  • Ratio schedules focus on the number of responses before reinforcement occurs.
  • Interval schedules focus on the time between reinforcements.

Ratio and interval schedules can be either fixed or variable. If we put together all the information on schedules, we end up with four different partial reinforcement schedules. Let’s look at each one separately.

what is Operant conditioning

Fixed interval schedule (FI): Fixed interval schedules is an operant conditioning schedule where rewards are given after a fixed amount of time has passed. The reward is delivered on the first, second, third, fourth, and fifth intervals after the starting point.

For example, if there is a 15-minute interval, then the first response after 15 minutes would be reinforced.

Note: Fixed interval schedule is the least effective and the easiest to break.

Fixed ratio schedule (FR): The fixed ratio schedule is one of the most well-known schedules of reinforcement.
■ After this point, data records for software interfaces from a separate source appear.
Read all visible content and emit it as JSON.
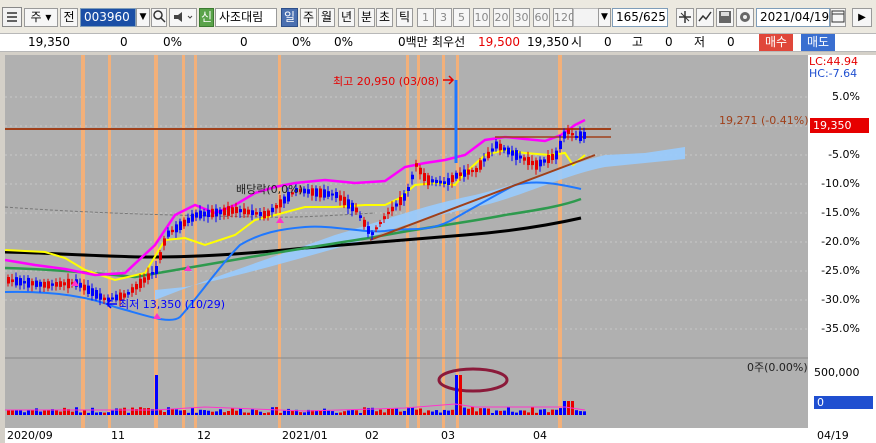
{
  "toolbar": {
    "market_type": "주",
    "all_label": "전",
    "stock_code": "003960",
    "new_badge": "신",
    "stock_name": "사조대림",
    "period_buttons": [
      "일",
      "주",
      "월",
      "년",
      "분",
      "초",
      "틱"
    ],
    "count_buttons": [
      "1",
      "3",
      "5",
      "10",
      "20",
      "30",
      "60",
      "120"
    ],
    "view_count": "165/625",
    "date": "2021/04/19"
  },
  "pricebar": {
    "price": "19,350",
    "change": "0",
    "change_pct": "0%",
    "vol": "0",
    "vol_pct": "0%",
    "pct3": "0%",
    "amount_label": "0백만",
    "priority_sell_label": "최우선",
    "priority_sell": "19,500",
    "priority_buy": "19,350",
    "open_label": "시",
    "open": "0",
    "high_label": "고",
    "high": "0",
    "low_label": "저",
    "low": "0",
    "buy_button": "매수",
    "sell_button": "매도"
  },
  "chart": {
    "lc_label": "LC:44.94",
    "hc_label": "HC:-7.64",
    "high_annotation": "최고 20,950 (03/08)",
    "low_annotation": "최저 13,350 (10/29)",
    "dividend_annotation": "배당락(0,0%)",
    "ref_line_label": "19,271 (-0.41%)",
    "current_price_tag": "19,350",
    "volume_label": "0주(0.00%)",
    "volume_scale": "500,000",
    "volume_current": "0",
    "y_labels": [
      "5.0%",
      "0.0%",
      "-5.0%",
      "-10.0%",
      "-15.0%",
      "-20.0%",
      "-25.0%",
      "-30.0%",
      "-35.0%"
    ],
    "x_labels": [
      "2020/09",
      "11",
      "12",
      "2021/01",
      "02",
      "03",
      "04"
    ],
    "x_right_label": "04/19",
    "colors": {
      "up": "#e60000",
      "down": "#0000ff",
      "bollinger": "#ff00ff",
      "signal": "#ffff00",
      "ma_black": "#000000",
      "ma_green": "#2e9a4e",
      "ma_blue": "#1f78ff",
      "cloud": "#99ccff",
      "highlight": "#ffb070",
      "trend": "#a0401a"
    }
  }
}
It is a continuous reinforcement schedule where the reinforcer is given after a certain number of responses has been emitted. This means that every time the animal completes that number of responses without error, it will receive the reinforcer. The more responses emitted without error, the more likely they are to receive a reinforcer.

For example, if an animal completes five responses without error, they will receive a piece of cheese. Different schedules of reinforcement are based on the number of responses that have to be completed with no errors in order to receive the reinforcer.
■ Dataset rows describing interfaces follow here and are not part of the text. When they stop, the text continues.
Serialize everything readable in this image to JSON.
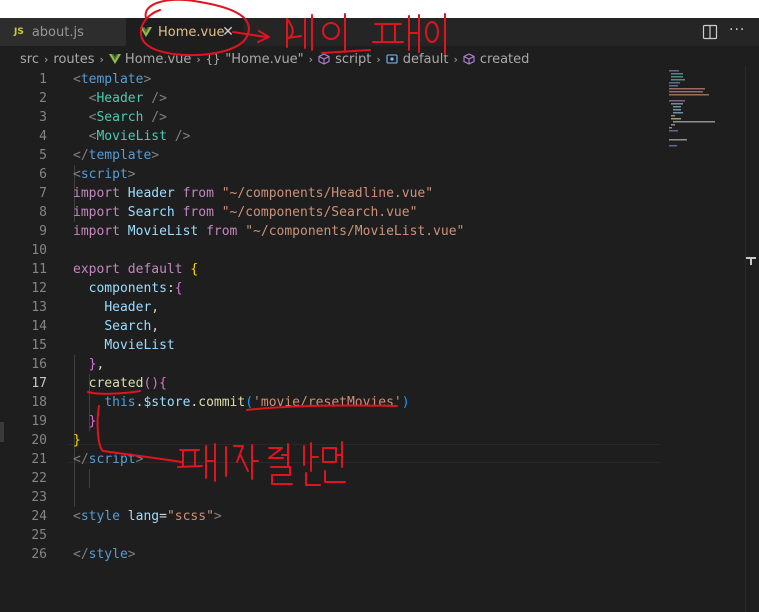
{
  "tabs": [
    {
      "icon": "js-icon",
      "icon_label": "JS",
      "label": "about.js",
      "active": false
    },
    {
      "icon": "vue-icon",
      "label": "Home.vue",
      "active": true
    }
  ],
  "tab_close_glyph": "✕",
  "editor_actions": {
    "split_icon": "split-editor-icon",
    "more_icon": "more-actions-icon",
    "more_glyph": "···"
  },
  "breadcrumb": [
    {
      "label": "src"
    },
    {
      "label": "routes"
    },
    {
      "label": "Home.vue",
      "icon": "vue-icon"
    },
    {
      "label": "\"Home.vue\"",
      "icon": "braces-icon",
      "icon_text": "{}"
    },
    {
      "label": "script",
      "icon": "cube-icon"
    },
    {
      "label": "default",
      "icon": "object-icon"
    },
    {
      "label": "created",
      "icon": "cube-icon"
    }
  ],
  "breadcrumb_separator": "›",
  "editor": {
    "active_line": 17,
    "line_numbers": [
      "1",
      "2",
      "3",
      "4",
      "5",
      "6",
      "7",
      "8",
      "9",
      "10",
      "11",
      "12",
      "13",
      "14",
      "15",
      "16",
      "17",
      "18",
      "19",
      "20",
      "21",
      "22",
      "23",
      "24",
      "25",
      "26"
    ],
    "lines": [
      [
        [
          "<",
          "tag"
        ],
        [
          "template",
          "name"
        ],
        [
          ">",
          "tag"
        ]
      ],
      [
        [
          "  ",
          "def"
        ],
        [
          "<",
          "tag"
        ],
        [
          "Header",
          "comp"
        ],
        [
          " />",
          "tag"
        ]
      ],
      [
        [
          "  ",
          "def"
        ],
        [
          "<",
          "tag"
        ],
        [
          "Search",
          "comp"
        ],
        [
          " />",
          "tag"
        ]
      ],
      [
        [
          "  ",
          "def"
        ],
        [
          "<",
          "tag"
        ],
        [
          "MovieList",
          "comp"
        ],
        [
          " />",
          "tag"
        ]
      ],
      [
        [
          "</",
          "tag"
        ],
        [
          "template",
          "name"
        ],
        [
          ">",
          "tag"
        ]
      ],
      [
        [
          "<",
          "tag"
        ],
        [
          "script",
          "name"
        ],
        [
          ">",
          "tag"
        ]
      ],
      [
        [
          "import",
          "kw"
        ],
        [
          " ",
          "def"
        ],
        [
          "Header",
          "var"
        ],
        [
          " ",
          "def"
        ],
        [
          "from",
          "kw"
        ],
        [
          " ",
          "def"
        ],
        [
          "\"~/components/Headline.vue\"",
          "str"
        ]
      ],
      [
        [
          "import",
          "kw"
        ],
        [
          " ",
          "def"
        ],
        [
          "Search",
          "var"
        ],
        [
          " ",
          "def"
        ],
        [
          "from",
          "kw"
        ],
        [
          " ",
          "def"
        ],
        [
          "\"~/components/Search.vue\"",
          "str"
        ]
      ],
      [
        [
          "import",
          "kw"
        ],
        [
          " ",
          "def"
        ],
        [
          "MovieList",
          "var"
        ],
        [
          " ",
          "def"
        ],
        [
          "from",
          "kw"
        ],
        [
          " ",
          "def"
        ],
        [
          "\"~/components/MovieList.vue\"",
          "str"
        ]
      ],
      [],
      [
        [
          "export",
          "kw"
        ],
        [
          " ",
          "def"
        ],
        [
          "default",
          "kw"
        ],
        [
          " ",
          "def"
        ],
        [
          "{",
          "br1"
        ]
      ],
      [
        [
          "  ",
          "def"
        ],
        [
          "components",
          "var"
        ],
        [
          ":",
          "def"
        ],
        [
          "{",
          "br2"
        ]
      ],
      [
        [
          "    ",
          "def"
        ],
        [
          "Header",
          "var"
        ],
        [
          ",",
          "def"
        ]
      ],
      [
        [
          "    ",
          "def"
        ],
        [
          "Search",
          "var"
        ],
        [
          ",",
          "def"
        ]
      ],
      [
        [
          "    ",
          "def"
        ],
        [
          "MovieList",
          "var"
        ]
      ],
      [
        [
          "  ",
          "def"
        ],
        [
          "}",
          "br2"
        ],
        [
          ",",
          "def"
        ]
      ],
      [
        [
          "  ",
          "def"
        ],
        [
          "created",
          "fn"
        ],
        [
          "()",
          "br2"
        ],
        [
          "{",
          "br2"
        ]
      ],
      [
        [
          "    ",
          "def"
        ],
        [
          "this",
          "this"
        ],
        [
          ".",
          "def"
        ],
        [
          "$store",
          "var"
        ],
        [
          ".",
          "def"
        ],
        [
          "commit",
          "fn"
        ],
        [
          "(",
          "br3"
        ],
        [
          "'movie/resetMovies'",
          "str"
        ],
        [
          ")",
          "br3"
        ]
      ],
      [
        [
          "  ",
          "def"
        ],
        [
          "}",
          "br2"
        ]
      ],
      [
        [
          "}",
          "br1"
        ]
      ],
      [
        [
          "</",
          "tag"
        ],
        [
          "script",
          "name"
        ],
        [
          ">",
          "tag"
        ]
      ],
      [],
      [],
      [
        [
          "<",
          "tag"
        ],
        [
          "style",
          "name"
        ],
        [
          " ",
          "def"
        ],
        [
          "lang",
          "attr"
        ],
        [
          "=",
          "def"
        ],
        [
          "\"scss\"",
          "str"
        ],
        [
          ">",
          "tag"
        ]
      ],
      [],
      [
        [
          "</",
          "tag"
        ],
        [
          "style",
          "name"
        ],
        [
          ">",
          "tag"
        ]
      ]
    ]
  },
  "colors": {
    "editor_bg": "#1e1e1e",
    "tab_bar_bg": "#252526",
    "keyword": "#c586c0",
    "tag_name": "#569cd6",
    "component": "#4ec9b0",
    "string": "#ce9178",
    "variable": "#9cdcfe",
    "function": "#dcdcaa",
    "annotation": "#e0141e"
  },
  "annotations": {
    "icon": "handwritten-annotation-icon"
  }
}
FR schedules are usually used for training specific tasks or for rewarding.

Variable interval schedule (VI): In a variable interval schedule, the time between reinforcements is varied. This type of schedule is different from the fixed interval schedule (FI) in that there is no specific time at which a reinforcement will be given.

For example, it starts with one reinforcement and then on the days that follow it increases to 2, 3 and so on. This type of schedule is different from the fixed ratio schedule (FR) in that there is no specific schedule or ratio for reinforcements.
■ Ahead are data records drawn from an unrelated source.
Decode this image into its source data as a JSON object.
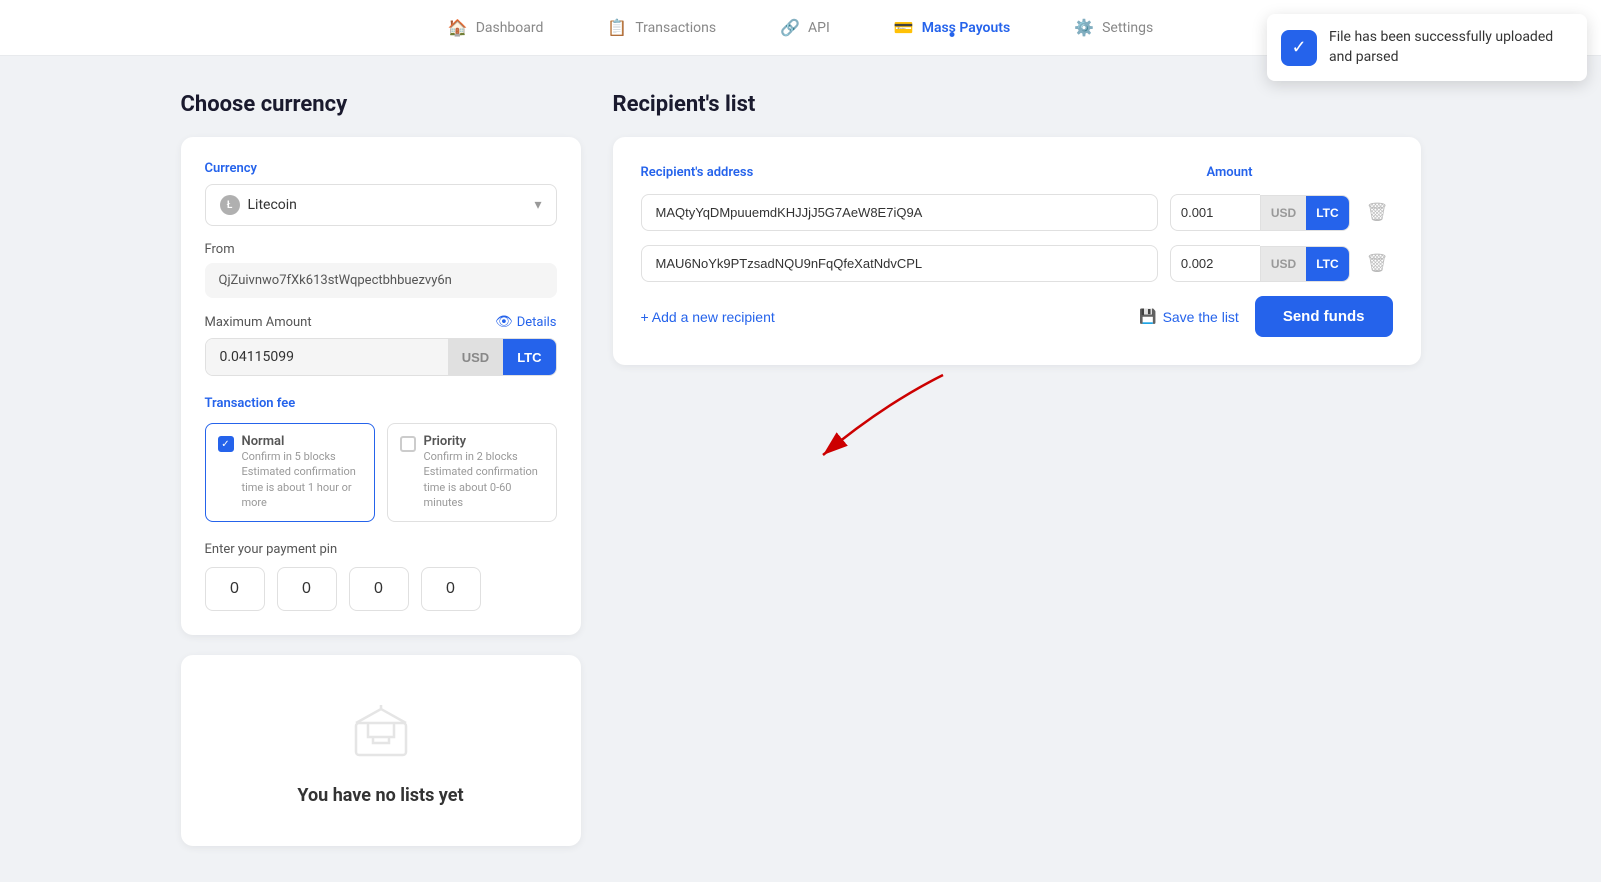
{
  "nav": {
    "items": [
      {
        "id": "dashboard",
        "label": "Dashboard",
        "icon": "🏠",
        "active": false
      },
      {
        "id": "transactions",
        "label": "Transactions",
        "icon": "📋",
        "active": false
      },
      {
        "id": "api",
        "label": "API",
        "icon": "🔗",
        "active": false
      },
      {
        "id": "mass-payouts",
        "label": "Mass Payouts",
        "icon": "💳",
        "active": true
      },
      {
        "id": "settings",
        "label": "Settings",
        "icon": "⚙️",
        "active": false
      }
    ]
  },
  "toast": {
    "message": "File has been successfully uploaded and parsed"
  },
  "left": {
    "title": "Choose currency",
    "currency_label": "Currency",
    "currency_value": "Litecoin",
    "from_label": "From",
    "from_value": "QjZuivnwo7fXk613stWqpectbhbuezvy6n",
    "max_amount_label": "Maximum Amount",
    "details_label": "Details",
    "amount_value": "0.04115099",
    "usd_btn": "USD",
    "ltc_btn": "LTC",
    "fee_label": "Transaction fee",
    "fee_normal_name": "Normal",
    "fee_normal_desc": "Confirm in 5 blocks",
    "fee_normal_est": "Estimated confirmation time is about 1 hour or more",
    "fee_priority_name": "Priority",
    "fee_priority_desc": "Confirm in 2 blocks",
    "fee_priority_est": "Estimated confirmation time is about 0-60 minutes",
    "pin_label": "Enter your payment pin",
    "pin_values": [
      "0",
      "0",
      "0",
      "0"
    ]
  },
  "no_lists": {
    "text": "You have no lists yet"
  },
  "right": {
    "title": "Recipient's list",
    "address_label": "Recipient's address",
    "amount_label": "Amount",
    "recipients": [
      {
        "address": "MAQtyYqDMpuuemdKHJJjJ5G7AeW8E7iQ9A",
        "amount": "0.001",
        "usd": "USD",
        "ltc": "LTC"
      },
      {
        "address": "MAU6NoYk9PTzsadNQU9nFqQfeXatNdvCPL",
        "amount": "0.002",
        "usd": "USD",
        "ltc": "LTC"
      }
    ],
    "add_recipient_label": "+ Add a new recipient",
    "save_list_label": "Save the list",
    "send_funds_label": "Send funds"
  }
}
Variable ratio schedule (VR): The variable-ratio schedule is a reinforcement schedule that keeps the number of reinforcements constant and varies the time interval between each one.

For example, a ratio of 1:4 means that for four responses, there will be one reinforcement. A ratio of 4:1 means that for every four responses, there will be one reward. This reinforcement schedule has been found to have some interesting properties.

Note: Variable ratio schedule are the most productive.

The most important practical based question in psychology

Question: A person receives a paycheque every other week.

Answer: Fixed interval

Question: Pop quizzes are administered to students.

Answer: Variable interval

Question: People play slot machines at gambling casinos.

Answer: Variable ratio

Question: You call the mechanic to find out if your car is fixed yet.

Answer: Variable interval

Question: A factory worker is paid every time he finishes three pairs of pants.

Answer: Fixed ratio

Question: When fly fishing, you must cast and reel back several times before catching a fish.

Answer: Variable ratio

Question: During a class, you look at your watch until the end of the class.

Answer: Fixed interval

Question: A salesperson is paid based on commission.

Answer: Fixed ratio

Question: You call a friend and get a busy signal.

Answer: Variable interval


The application of operant conditioning in the classroom has been proven to be effective, but there are some limitations that need to be addressed.

There are many applications of operant conditioning that are not used in the classroom. Operant conditioning can be applied to so many different settings and areas that it is nearly impossible to list them all.

It can only work with students who have a high IQ and have a good attention span.

It can’t work on students who don’t speak English.

The rewards or punishments have to be delivered immediately after the desired behavior. This can limit the teacher’s ability to reward or punish a student outside of class time.

operant conditioning can only work with behaviors that are under voluntary control. If a student is not able to control their behavior, then this technique will not work.